Following accusations that the New England Patriots used under-inflated balls during the AFC Championship game against the Indianapolis Colts two weeks ago, Goodell said the NFL is focusing on two questions: "Why were some footballs used in the game that were not in compliance with the rules, and was this result of a deliberate action?"

"We take seriously anything that potentially impacts the integrity of the game," Goodell said in his State of the League speech, ahead of this weekend's Super Bowl game between the Patriots and Seattle Seahawks.

"I want to emphasize, we have made no judgement on these points. And we will not compromise the investigation by engaging in speculation."

Goodell confirmed the footballs were tested at halftime of the AFC championship game.

Once the investigation is complete, the results will be shared publicly, according to Goodell.
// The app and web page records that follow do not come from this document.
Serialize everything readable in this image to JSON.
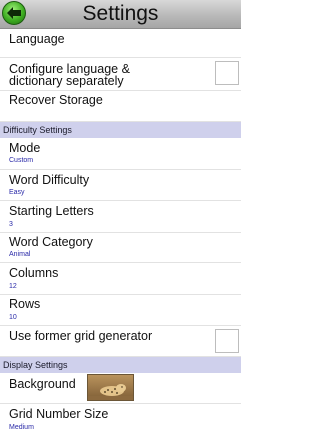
{
  "header": {
    "title": "Settings"
  },
  "rows": {
    "language": "Language",
    "configure_line1": "Configure language &",
    "configure_line2": "dictionary separately",
    "recover": "Recover Storage",
    "mode_title": "Mode",
    "mode_value": "Custom",
    "word_difficulty_title": "Word Difficulty",
    "word_difficulty_value": "Easy",
    "starting_letters_title": "Starting Letters",
    "starting_letters_value": "3",
    "word_category_title": "Word Category",
    "word_category_value": "Animal",
    "columns_title": "Columns",
    "columns_value": "12",
    "rows_title": "Rows",
    "rows_value": "10",
    "former_grid_title": "Use former grid generator",
    "background_title": "Background",
    "grid_number_size_title": "Grid Number Size",
    "grid_number_size_value": "Medium"
  },
  "sections": {
    "difficulty": "Difficulty Settings",
    "display": "Display Settings"
  },
  "colors": {
    "section_bg": "#cfd0ec",
    "value_text": "#2a2aa8",
    "back_button": "#3fae22"
  },
  "icons": {
    "back": "back-arrow-icon",
    "background_preview": "cheetah-image"
  }
}
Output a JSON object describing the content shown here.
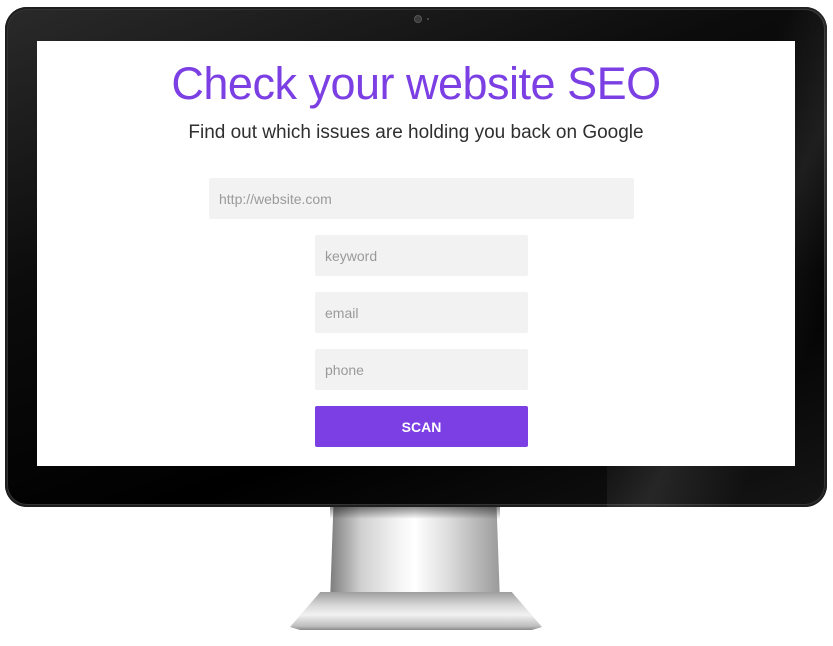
{
  "headline": "Check your website SEO",
  "subheadline": "Find out which issues are holding you back on Google",
  "form": {
    "website_placeholder": "http://website.com",
    "keyword_placeholder": "keyword",
    "email_placeholder": "email",
    "phone_placeholder": "phone",
    "scan_label": "SCAN"
  },
  "colors": {
    "accent": "#7b3fe4",
    "field_background": "#f2f2f2",
    "bezel": "#0c0c0c"
  }
}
Goodell was also asked about Seattle Seahawks running back Marshawn Lynch's comments at Media Day on Tuesday, during which the player repetitively said, "I am just here so I won't get fined."
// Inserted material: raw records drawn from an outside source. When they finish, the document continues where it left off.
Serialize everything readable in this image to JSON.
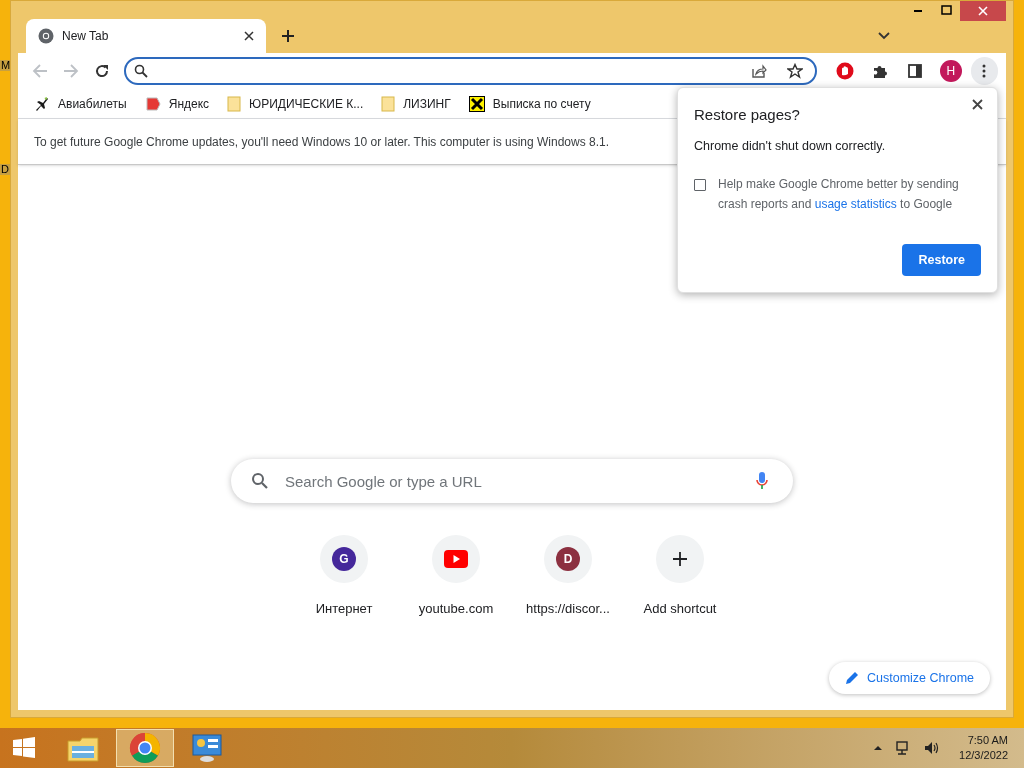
{
  "desktop_labels": [
    "M",
    "D"
  ],
  "tabs": [
    {
      "title": "New Tab",
      "selected": true
    }
  ],
  "toolbar": {
    "profile_initial": "H"
  },
  "bookmarks": [
    {
      "kind": "plane",
      "label": "Авиабилеты"
    },
    {
      "kind": "yandex",
      "label": "Яндекс"
    },
    {
      "kind": "folder",
      "label": "ЮРИДИЧЕСКИЕ К..."
    },
    {
      "kind": "folder",
      "label": "ЛИЗИНГ"
    },
    {
      "kind": "bank",
      "label": "Выписка по счету"
    }
  ],
  "info_bar": "To get future Google Chrome updates, you'll need Windows 10 or later. This computer is using Windows 8.1.",
  "restore_dialog": {
    "title": "Restore pages?",
    "message": "Chrome didn't shut down correctly.",
    "checkbox": {
      "checked": false,
      "text_before": "Help make Google Chrome better by sending crash reports and",
      "link": "usage statistics",
      "text_after": "to Google"
    },
    "button": "Restore"
  },
  "search": {
    "placeholder": "Search Google or type a URL"
  },
  "shortcuts": [
    {
      "kind": "letter",
      "letter": "G",
      "color": "#45289b",
      "label": "Интернет"
    },
    {
      "kind": "youtube",
      "label": "youtube.com"
    },
    {
      "kind": "letter",
      "letter": "D",
      "color": "#8c3040",
      "label": "https://discor..."
    },
    {
      "kind": "add",
      "label": "Add shortcut"
    }
  ],
  "customize_button": "Customize Chrome",
  "taskbar": {
    "apps": [
      {
        "kind": "explorer",
        "selected": false
      },
      {
        "kind": "chrome",
        "selected": true
      },
      {
        "kind": "control-panel",
        "selected": false
      }
    ],
    "time": "7:50 AM",
    "date": "12/3/2022"
  }
}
"Marshawn understands the importance of the Super Bowl," Goodell said. "I've been very clear that when you're in the NFL you have an obligation to the fans."
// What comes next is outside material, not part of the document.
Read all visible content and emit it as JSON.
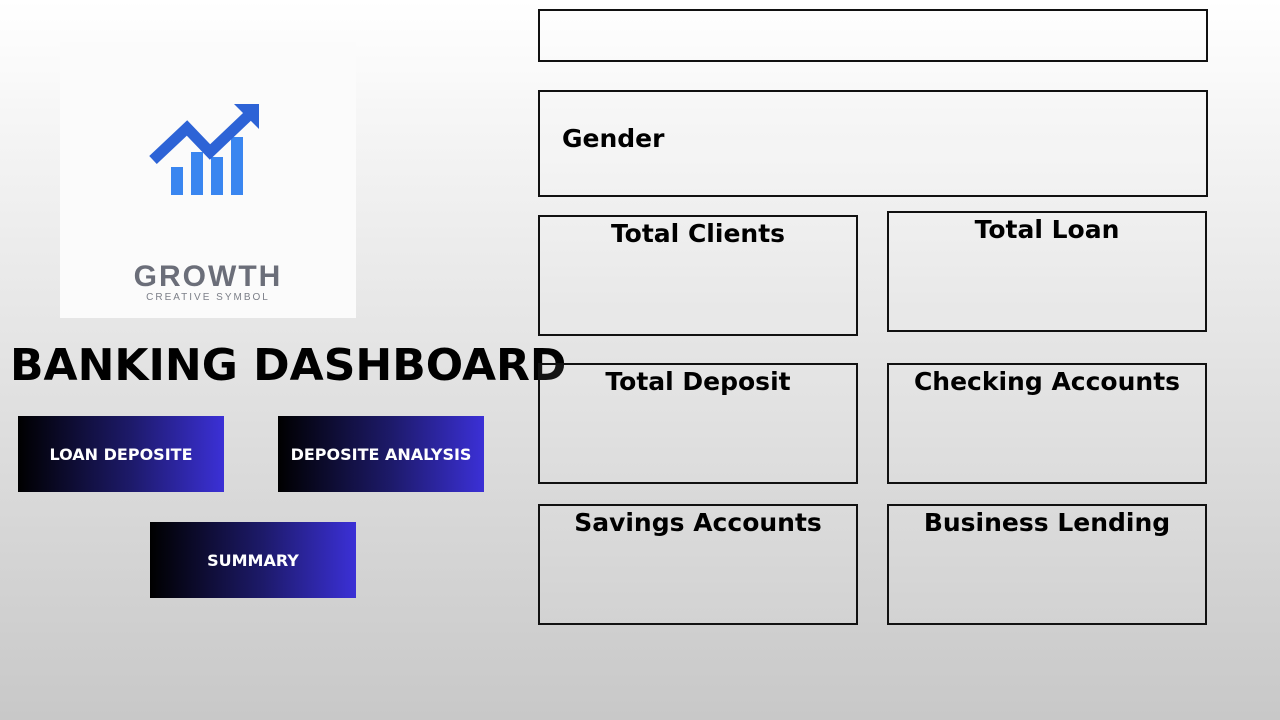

"It is part of your job. And there are things we all have to do in our jobs that we may not necessarily want to do," he added.

"It may not be at the top of his list. Everyone else is cooperating and doing their part. It is our obligation," Goodell said. "It comes with the territory. It comes with the privilege of playing."

Looking to the off season, Goodell said the league will focus is on player safety, including establishing a Chief Medical Officer position to oversee medical-related policies.

Goodell said he expects to have the position "in place very soon."

Goodell added that concussions were down 25 percent this season, continuing a three-year trend.

The league also aims to bring more awareness to domestic violence and sexual assault, Goodell said.

This past Thursday was the first meeting of the new League Conduct Committee to review the personal conduct policy, of which Goodell said "raises the standards for all of us" by emphasizing ongoing education, prevention and support services.

"We want to make a difference, not just internally but externally."

Looking back on this season, Goodell said the league is in a better place than it was in August.

"We obviously as an organization have gone through adversity," he said, but noted that "the NFL is made up of good and caring people."

"It's been a tough year but a year of progress," Goodell said.